Puppies are generally taken from the litter at 7 to 8 weeks of age. This time with its litter mates is critical as it is used to help puppies learn to read body language and signals with it’s littermates through play and interaction – signals like, let’s play or too rough!, or back off please! Good breeders do not allow their puppies to be removed from the litter too soon because they are aware of the importance of this time needed for socialization and puppy training. This helps new puppy owners from having puppy behavioral problems. BUT,good puppy training doesn’t stop here. Responsible owners wait until the optimum age to get a puppy and then immediately begin their puppy training in the home. Smaller dog breeds like terriers or toy pups should stay in the litter until 8 to 12 weeks. A little research along with the following note- worthy facts and you may have a better understanding of why your puppy is exhibiting aggressive behavior.

  • Fact: It is common to frequently see aggression develop in dogs that were removed from their mother and litter mates between the ages of 2 to 6 weeks.
  • Fact: A lack of experience in the socialization process with littermates and other puppies can lead to fearful behavior and possibly defensive aggression. Puppy training and socialization with other puppies is critical.
  • Fact: This same aggressive behavior is also seen in dogs that are brought home at 8 weeks of age but are never taken out for environmentally rich experiences like meeting and playing with other puppies and dogs, walks in parks and the neighborhood and proper training when it comes to meeting people and children.
  • Fact: These dogs automatically opt to use defensive aggressive behavior as their only tool when first communicating with other dogs.

Correcting Problem Biting with Puppies If you watch a mother pup correct her young pup she will often times start off by the least method then becomes more assertive as needed. The steps are outlined below that you can use:

  • First, simply freeze (no feedback to reinforce the biting) and in fact turn away to discourage biting.
  • The next level (with some aggressive pups) you would make a quick move towards the pup in the form of a lung as she snarls and growls – very fast and abrupt.
  • If all else is failing, use a distracting ploy. Toss a chew bone or Kong toy in front of the lunging puppy as a distraction.

There are also some topical applications to try if all else fails.

  • Bitter Apple (a topical spray) from your local pet store will some times work. You may also have to combine Bitter Apple with some of the above techniques. Apply to back of hands to prevent biting and spray on jeans or shoes if puppy is biting pant legs or shoes.

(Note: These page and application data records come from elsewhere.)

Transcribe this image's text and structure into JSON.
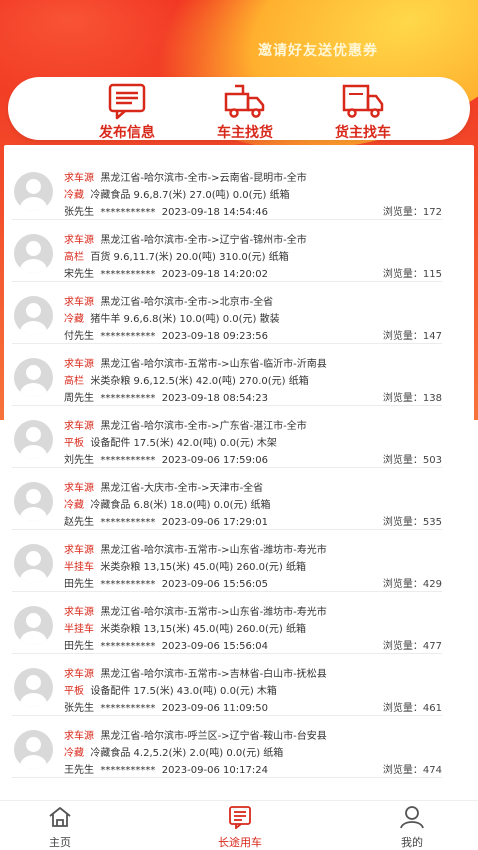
{
  "banner": {
    "invite_text": "邀请好友送优惠券"
  },
  "top_actions": [
    {
      "label": "发布信息",
      "icon": "document-list-icon"
    },
    {
      "label": "车主找货",
      "icon": "truck-empty-icon"
    },
    {
      "label": "货主找车",
      "icon": "truck-cargo-icon"
    }
  ],
  "listings": [
    {
      "tag": "求车源",
      "route": "黑龙江省-哈尔滨市-全市->云南省-昆明市-全市",
      "car_type": "冷藏",
      "details": "冷藏食品  9.6,8.7(米)  27.0(吨)  0.0(元)  纸箱",
      "contact": "张先生",
      "phone_masked": "***********",
      "time": "2023-09-18 14:54:46",
      "views": "浏览量：172"
    },
    {
      "tag": "求车源",
      "route": "黑龙江省-哈尔滨市-全市->辽宁省-锦州市-全市",
      "car_type": "高栏",
      "details": "百货  9.6,11.7(米)  20.0(吨)  310.0(元)  纸箱",
      "contact": "宋先生",
      "phone_masked": "***********",
      "time": "2023-09-18 14:20:02",
      "views": "浏览量：115"
    },
    {
      "tag": "求车源",
      "route": "黑龙江省-哈尔滨市-全市->北京市-全省",
      "car_type": "冷藏",
      "details": "猪牛羊  9.6,6.8(米)  10.0(吨)  0.0(元)  散装",
      "contact": "付先生",
      "phone_masked": "***********",
      "time": "2023-09-18 09:23:56",
      "views": "浏览量：147"
    },
    {
      "tag": "求车源",
      "route": "黑龙江省-哈尔滨市-五常市->山东省-临沂市-沂南县",
      "car_type": "高栏",
      "details": "米类杂粮  9.6,12.5(米)  42.0(吨)  270.0(元)  纸箱",
      "contact": "周先生",
      "phone_masked": "***********",
      "time": "2023-09-18 08:54:23",
      "views": "浏览量：138"
    },
    {
      "tag": "求车源",
      "route": "黑龙江省-哈尔滨市-全市->广东省-湛江市-全市",
      "car_type": "平板",
      "details": "设备配件  17.5(米)  42.0(吨)  0.0(元)  木架",
      "contact": "刘先生",
      "phone_masked": "***********",
      "time": "2023-09-06 17:59:06",
      "views": "浏览量：503"
    },
    {
      "tag": "求车源",
      "route": "黑龙江省-大庆市-全市->天津市-全省",
      "car_type": "冷藏",
      "details": "冷藏食品  6.8(米)  18.0(吨)  0.0(元)  纸箱",
      "contact": "赵先生",
      "phone_masked": "***********",
      "time": "2023-09-06 17:29:01",
      "views": "浏览量：535"
    },
    {
      "tag": "求车源",
      "route": "黑龙江省-哈尔滨市-五常市->山东省-潍坊市-寿光市",
      "car_type": "半挂车",
      "details": "米类杂粮  13,15(米)  45.0(吨)  260.0(元)  纸箱",
      "contact": "田先生",
      "phone_masked": "***********",
      "time": "2023-09-06 15:56:05",
      "views": "浏览量：429"
    },
    {
      "tag": "求车源",
      "route": "黑龙江省-哈尔滨市-五常市->山东省-潍坊市-寿光市",
      "car_type": "半挂车",
      "details": "米类杂粮  13,15(米)  45.0(吨)  260.0(元)  纸箱",
      "contact": "田先生",
      "phone_masked": "***********",
      "time": "2023-09-06 15:56:04",
      "views": "浏览量：477"
    },
    {
      "tag": "求车源",
      "route": "黑龙江省-哈尔滨市-五常市->吉林省-白山市-抚松县",
      "car_type": "平板",
      "details": "设备配件  17.5(米)  43.0(吨)  0.0(元)  木箱",
      "contact": "张先生",
      "phone_masked": "***********",
      "time": "2023-09-06 11:09:50",
      "views": "浏览量：461"
    },
    {
      "tag": "求车源",
      "route": "黑龙江省-哈尔滨市-呼兰区->辽宁省-鞍山市-台安县",
      "car_type": "冷藏",
      "details": "冷藏食品  4.2,5.2(米)  2.0(吨)  0.0(元)  纸箱",
      "contact": "王先生",
      "phone_masked": "***********",
      "time": "2023-09-06 10:17:24",
      "views": "浏览量：474"
    }
  ],
  "bottom_nav": [
    {
      "label": "主页",
      "icon": "home-icon",
      "active": false
    },
    {
      "label": "长途用车",
      "icon": "list-card-icon",
      "active": true
    },
    {
      "label": "我的",
      "icon": "user-icon",
      "active": false
    }
  ],
  "colors": {
    "accent": "#d8281a",
    "banner_top": "#f0301f",
    "banner_bottom": "#f7733a",
    "gold": "#ffc83a"
  }
}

If adequate puppy training, desensitization and socialization is started as early as possible after the puppy is brought home, many puppies can learn to develop the critical social skills they need to lead productive and positive social lives interacting very well with other puppies and adult dogs. The bottom line is that you can avoid aggression and injury with these non-physical recommendations. And remember, “Opportunity Barks!” Jim’s  Nose to Tail Puppy Training is the culmination of these years of training into an easy, step-by-step process so that your puppy understands what you expect of him because you know how to teach him.  You empower him to be able to give you the behavior you want and you empower him to be successful at living in a human home.  The result – one awesome puppy and one happy family.